Group delighted with media attention gained by risky demonstration
By Judith Lavoie
Canadian activists Sam Price (C) Melanie Raoul (L) and Kate Woznow pose with a Tibetan flag after arriving in Vancouver, British Columbia August 9, 2007. The three were part of several protestors arrested and later released by Chinese authorities after they unfurled a banner on the Great Wall protesting China's occupation of Tibet. REUTERS/Andy Clark (CANADA)
August 10 - Chinese police bombarded foreign protesters with questions, then told them the Canadian Embassy didn't want to see them after they were taken into custody this week, says one of the protesters.
Sam Price, 32, who grew up on Vancouver Island and now lives in Vancouver, was one of six protesters from Canada, the U.K. and U.S. arrested this week after rappelling down the Great Wall of China and unfurling a banner saying "One World, One Dream, Free Tibet."
Another two, including Lhadon Tethong, who was born and raised in Victoria and is now executive director of New York-based Students for a Free Tibet, were arrested in Beijing, where Tethong was writing a blog about the Chinese "propaganda campaign" leading up to the Beijing Olympic Games, which start next August.
Price, interviewed shortly after landing in Vancouver yesterday afternoon, said the protesters remained on the Great Wall for two hours but decided to come down when someone tried to burn the rope holding Canadian Melanie Raoul.
"We realized we had better come down of our own accord," he said.
The group was held for about 32 hours by the Public Security Bureau -- government police -- and was first taken to an office building, then transferred to a village police station before being moved to Beijing, Price said.
"They denied us any contact with our embassy. They told us we had no rights to see anyone and then they told us the embassy didn't want to see us. The embassy did want to see us, but they lied to us," he said.
When the protesters refused to answer questions until they met with an embassy representative, the interrogators became visibly annoyed, Price said.
Sam Price is presented with traditional Tibetan kata upon arriving at Vancouver International Airport, Thursday, Aug. 9, 2007. (AP PHOTO/CP, Richard Lam)
"In some ways I was worried, but I realized, as Canadians, we have distinct privileges over the Tibetans. The physical risks they take are enormous," he said.
Price, who said his first priority is getting some sleep, does not know if he will be able to return to China, but said the battle to free Tibet will continue.
"I really think if we continue, things will change. I wouldn't have risked it if I didn't think that."
Tethong flew into Toronto, where she was greeted by her family, including parents Judy and TC Tethong of Victoria.
"It feels fantastic. I will never look at the ground in exactly the same way again," she said.

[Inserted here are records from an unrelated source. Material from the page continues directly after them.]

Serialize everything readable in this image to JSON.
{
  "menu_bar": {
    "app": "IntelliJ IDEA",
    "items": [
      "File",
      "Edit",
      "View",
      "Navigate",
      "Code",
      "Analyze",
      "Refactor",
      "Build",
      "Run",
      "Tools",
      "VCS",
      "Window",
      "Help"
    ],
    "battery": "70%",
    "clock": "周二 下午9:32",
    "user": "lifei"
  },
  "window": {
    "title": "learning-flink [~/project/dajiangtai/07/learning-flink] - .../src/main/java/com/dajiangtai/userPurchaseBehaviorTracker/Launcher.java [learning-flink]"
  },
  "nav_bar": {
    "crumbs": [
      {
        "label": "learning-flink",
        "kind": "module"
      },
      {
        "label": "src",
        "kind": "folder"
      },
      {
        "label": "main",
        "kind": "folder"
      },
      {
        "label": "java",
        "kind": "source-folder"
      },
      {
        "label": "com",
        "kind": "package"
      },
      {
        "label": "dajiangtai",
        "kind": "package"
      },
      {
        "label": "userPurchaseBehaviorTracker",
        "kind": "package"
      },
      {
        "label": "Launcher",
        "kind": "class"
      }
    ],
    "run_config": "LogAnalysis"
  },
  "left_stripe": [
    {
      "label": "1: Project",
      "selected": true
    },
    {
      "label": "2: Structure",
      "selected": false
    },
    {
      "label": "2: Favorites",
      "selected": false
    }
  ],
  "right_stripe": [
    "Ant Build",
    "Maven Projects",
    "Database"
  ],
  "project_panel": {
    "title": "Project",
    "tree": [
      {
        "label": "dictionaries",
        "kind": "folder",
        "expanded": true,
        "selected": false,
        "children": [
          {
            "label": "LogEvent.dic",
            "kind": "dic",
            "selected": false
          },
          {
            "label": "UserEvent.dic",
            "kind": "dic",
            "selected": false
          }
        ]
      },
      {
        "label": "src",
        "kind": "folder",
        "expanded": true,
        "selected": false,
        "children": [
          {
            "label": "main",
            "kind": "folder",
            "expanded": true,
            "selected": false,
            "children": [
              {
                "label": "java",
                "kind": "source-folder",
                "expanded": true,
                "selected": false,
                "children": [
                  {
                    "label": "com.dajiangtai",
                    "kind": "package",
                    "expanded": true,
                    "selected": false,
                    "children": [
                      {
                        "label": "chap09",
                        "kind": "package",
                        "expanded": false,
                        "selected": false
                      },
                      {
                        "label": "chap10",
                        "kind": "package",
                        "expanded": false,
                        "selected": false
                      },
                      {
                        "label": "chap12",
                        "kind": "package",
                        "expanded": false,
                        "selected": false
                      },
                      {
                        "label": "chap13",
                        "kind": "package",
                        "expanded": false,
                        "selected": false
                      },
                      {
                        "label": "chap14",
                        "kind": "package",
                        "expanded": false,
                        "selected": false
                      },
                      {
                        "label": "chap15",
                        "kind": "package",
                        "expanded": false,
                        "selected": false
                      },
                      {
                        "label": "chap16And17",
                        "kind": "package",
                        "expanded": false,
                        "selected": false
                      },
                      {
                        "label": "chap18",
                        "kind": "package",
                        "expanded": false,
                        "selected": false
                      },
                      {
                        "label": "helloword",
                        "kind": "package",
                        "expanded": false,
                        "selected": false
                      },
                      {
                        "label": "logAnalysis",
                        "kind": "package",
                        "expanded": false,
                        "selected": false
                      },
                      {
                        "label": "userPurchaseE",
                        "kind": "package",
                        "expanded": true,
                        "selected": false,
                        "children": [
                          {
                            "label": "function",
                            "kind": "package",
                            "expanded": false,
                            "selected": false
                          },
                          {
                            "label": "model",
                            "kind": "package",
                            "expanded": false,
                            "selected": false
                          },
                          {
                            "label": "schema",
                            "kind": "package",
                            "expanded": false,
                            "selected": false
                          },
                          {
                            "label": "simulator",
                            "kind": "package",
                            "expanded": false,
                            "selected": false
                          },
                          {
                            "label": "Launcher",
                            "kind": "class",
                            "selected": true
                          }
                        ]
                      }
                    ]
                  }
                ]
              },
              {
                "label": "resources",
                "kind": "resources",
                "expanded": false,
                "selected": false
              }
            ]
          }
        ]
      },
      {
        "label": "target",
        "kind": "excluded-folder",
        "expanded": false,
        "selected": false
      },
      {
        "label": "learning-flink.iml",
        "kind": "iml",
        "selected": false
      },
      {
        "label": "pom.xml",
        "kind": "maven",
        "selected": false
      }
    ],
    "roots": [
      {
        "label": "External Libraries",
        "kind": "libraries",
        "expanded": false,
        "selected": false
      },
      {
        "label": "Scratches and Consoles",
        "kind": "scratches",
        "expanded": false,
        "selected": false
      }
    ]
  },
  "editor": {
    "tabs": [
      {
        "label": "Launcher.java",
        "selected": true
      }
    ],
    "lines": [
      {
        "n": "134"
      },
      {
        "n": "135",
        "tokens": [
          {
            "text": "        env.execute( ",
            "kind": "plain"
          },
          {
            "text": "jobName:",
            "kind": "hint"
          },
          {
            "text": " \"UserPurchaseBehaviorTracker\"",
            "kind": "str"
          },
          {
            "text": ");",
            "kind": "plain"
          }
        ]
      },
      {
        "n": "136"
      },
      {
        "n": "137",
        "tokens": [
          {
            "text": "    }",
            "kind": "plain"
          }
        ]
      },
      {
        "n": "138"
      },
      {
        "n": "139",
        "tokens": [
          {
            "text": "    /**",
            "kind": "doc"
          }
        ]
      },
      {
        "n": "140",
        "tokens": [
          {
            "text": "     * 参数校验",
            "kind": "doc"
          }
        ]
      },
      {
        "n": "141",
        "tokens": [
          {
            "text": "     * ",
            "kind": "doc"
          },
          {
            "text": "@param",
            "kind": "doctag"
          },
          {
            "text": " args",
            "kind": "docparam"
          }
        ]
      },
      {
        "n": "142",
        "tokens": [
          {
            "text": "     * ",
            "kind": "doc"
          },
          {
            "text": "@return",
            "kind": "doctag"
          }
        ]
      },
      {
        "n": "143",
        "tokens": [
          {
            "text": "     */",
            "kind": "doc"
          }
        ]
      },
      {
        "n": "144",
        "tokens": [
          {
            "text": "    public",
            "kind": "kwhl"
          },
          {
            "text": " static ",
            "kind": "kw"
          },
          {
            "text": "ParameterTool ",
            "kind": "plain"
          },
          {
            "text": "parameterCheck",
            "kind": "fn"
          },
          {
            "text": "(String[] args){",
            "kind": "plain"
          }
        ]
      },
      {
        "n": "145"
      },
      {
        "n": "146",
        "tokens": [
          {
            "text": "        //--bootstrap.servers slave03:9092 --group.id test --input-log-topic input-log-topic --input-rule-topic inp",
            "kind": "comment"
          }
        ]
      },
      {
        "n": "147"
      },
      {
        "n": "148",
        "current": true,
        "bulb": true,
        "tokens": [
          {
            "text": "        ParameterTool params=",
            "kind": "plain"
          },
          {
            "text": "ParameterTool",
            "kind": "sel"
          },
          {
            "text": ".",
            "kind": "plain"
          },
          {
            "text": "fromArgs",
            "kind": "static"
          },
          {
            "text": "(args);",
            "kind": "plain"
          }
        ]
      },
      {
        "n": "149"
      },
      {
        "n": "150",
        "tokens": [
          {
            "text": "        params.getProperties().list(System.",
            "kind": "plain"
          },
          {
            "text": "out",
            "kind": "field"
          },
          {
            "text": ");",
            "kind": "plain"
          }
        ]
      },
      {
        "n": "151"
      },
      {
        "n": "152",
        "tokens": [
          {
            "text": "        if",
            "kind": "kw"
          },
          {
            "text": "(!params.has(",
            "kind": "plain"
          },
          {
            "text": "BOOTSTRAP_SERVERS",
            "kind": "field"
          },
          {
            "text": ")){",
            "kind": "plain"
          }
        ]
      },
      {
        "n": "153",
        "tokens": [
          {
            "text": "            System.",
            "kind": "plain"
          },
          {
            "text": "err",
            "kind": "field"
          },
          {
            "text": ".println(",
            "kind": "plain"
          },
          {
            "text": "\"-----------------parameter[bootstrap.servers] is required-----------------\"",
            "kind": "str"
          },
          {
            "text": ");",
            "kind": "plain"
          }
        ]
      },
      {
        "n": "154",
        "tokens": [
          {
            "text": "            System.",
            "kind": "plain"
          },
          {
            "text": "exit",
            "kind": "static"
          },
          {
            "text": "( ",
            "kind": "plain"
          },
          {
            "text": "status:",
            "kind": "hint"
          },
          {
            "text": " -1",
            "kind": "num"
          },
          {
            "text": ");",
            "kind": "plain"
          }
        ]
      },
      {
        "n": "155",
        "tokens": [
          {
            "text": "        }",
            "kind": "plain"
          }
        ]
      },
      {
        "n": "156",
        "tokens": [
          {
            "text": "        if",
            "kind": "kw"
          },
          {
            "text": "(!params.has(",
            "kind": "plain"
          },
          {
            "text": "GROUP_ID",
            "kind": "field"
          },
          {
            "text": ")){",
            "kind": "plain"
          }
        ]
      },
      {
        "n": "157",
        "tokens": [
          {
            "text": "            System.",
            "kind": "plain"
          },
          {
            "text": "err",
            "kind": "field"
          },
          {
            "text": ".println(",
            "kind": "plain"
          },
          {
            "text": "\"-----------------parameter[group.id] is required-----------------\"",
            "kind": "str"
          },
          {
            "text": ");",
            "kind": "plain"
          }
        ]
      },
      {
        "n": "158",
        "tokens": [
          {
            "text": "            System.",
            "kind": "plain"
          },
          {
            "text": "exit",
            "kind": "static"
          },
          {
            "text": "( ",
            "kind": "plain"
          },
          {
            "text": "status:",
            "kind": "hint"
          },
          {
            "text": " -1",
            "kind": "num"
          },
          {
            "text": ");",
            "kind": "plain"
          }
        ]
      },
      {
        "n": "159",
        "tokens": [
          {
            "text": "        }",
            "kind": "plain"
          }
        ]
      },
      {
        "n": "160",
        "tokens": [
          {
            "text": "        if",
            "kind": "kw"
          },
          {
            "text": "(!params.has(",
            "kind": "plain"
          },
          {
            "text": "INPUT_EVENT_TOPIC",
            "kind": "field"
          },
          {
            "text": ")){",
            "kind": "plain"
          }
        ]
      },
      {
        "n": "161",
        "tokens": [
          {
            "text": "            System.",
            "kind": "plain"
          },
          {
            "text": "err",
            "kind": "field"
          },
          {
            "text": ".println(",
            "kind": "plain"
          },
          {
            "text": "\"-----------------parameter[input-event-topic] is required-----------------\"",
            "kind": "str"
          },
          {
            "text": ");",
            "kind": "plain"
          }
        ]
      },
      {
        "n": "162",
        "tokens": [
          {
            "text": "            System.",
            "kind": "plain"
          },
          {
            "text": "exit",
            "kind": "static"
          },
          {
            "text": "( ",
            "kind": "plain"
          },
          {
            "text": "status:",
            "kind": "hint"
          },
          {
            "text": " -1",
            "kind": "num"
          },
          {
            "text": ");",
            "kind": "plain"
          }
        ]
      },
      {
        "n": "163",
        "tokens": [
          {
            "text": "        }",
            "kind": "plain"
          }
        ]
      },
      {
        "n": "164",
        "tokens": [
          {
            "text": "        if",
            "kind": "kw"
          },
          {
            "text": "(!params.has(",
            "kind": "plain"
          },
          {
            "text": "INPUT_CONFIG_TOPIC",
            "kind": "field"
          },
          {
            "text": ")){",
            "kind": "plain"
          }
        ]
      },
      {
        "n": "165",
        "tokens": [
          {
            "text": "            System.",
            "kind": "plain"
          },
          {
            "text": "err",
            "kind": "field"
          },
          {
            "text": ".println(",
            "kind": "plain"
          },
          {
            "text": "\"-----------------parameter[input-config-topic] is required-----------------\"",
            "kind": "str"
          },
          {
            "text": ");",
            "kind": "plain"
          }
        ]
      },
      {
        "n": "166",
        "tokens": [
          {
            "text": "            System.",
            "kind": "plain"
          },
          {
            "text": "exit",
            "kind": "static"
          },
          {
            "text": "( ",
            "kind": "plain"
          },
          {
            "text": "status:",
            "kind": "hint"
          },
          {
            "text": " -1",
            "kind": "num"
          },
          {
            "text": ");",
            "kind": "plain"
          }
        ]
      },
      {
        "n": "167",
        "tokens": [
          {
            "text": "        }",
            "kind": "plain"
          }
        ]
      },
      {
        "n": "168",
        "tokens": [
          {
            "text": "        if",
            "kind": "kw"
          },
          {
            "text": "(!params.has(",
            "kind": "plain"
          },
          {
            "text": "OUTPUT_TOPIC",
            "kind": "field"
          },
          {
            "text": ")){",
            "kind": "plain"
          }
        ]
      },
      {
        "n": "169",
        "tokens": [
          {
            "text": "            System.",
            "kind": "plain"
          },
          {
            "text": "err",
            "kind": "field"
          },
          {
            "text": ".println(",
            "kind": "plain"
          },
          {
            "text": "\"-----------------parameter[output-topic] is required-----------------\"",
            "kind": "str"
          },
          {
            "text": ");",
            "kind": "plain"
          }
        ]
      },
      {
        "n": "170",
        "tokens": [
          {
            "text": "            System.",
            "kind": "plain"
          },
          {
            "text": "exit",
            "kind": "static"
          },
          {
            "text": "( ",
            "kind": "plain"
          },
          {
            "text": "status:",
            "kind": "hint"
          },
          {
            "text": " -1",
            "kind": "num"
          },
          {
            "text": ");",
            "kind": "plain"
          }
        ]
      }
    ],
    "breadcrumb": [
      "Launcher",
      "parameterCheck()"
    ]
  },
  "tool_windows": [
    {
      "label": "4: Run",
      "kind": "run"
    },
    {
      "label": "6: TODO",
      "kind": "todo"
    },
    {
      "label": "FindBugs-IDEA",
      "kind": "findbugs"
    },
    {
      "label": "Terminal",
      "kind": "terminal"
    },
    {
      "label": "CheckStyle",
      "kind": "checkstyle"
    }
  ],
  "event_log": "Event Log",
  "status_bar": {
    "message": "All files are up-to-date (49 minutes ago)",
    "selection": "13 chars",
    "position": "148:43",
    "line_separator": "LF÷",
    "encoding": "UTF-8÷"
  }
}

Tethong said the protesters accomplished their aim of putting Tibet on centre stage, but admits to being fearful as she was "intensely followed" around Beijing.
"I tried to put it in perspective, but the night before we were taken, I didn't put on my pyjamas because I was so convinced they were coming," she said. "We knew we were going there causing trouble, but we had a job to do."
Police told her China was no different from Canada, and that going to Canada to talk about Quebec separation would be illegal.
Tethong said she assured police anyone could discuss politics in Canada, provided they didn't threaten violence.
Tethong also asked to see someone from the embassy, but was told it was not necessary because she had not been arrested.
Kathy Nikeefe, spokeswoman for Students for a Free Tibet, said the group is thrilled with media coverage that has turned the spotlight on China's human-rights record in Tibet.
China claims Tibet has been its territory for centuries, but many Tibetans say they were self-ruled for most of that period. Chinese communist troops occupied Tibet in 1951, and Beijing continues to rule the Himalayan region with a heavy hand.
Students for a Free Tibet has 650 chapters in 35 countries around the world.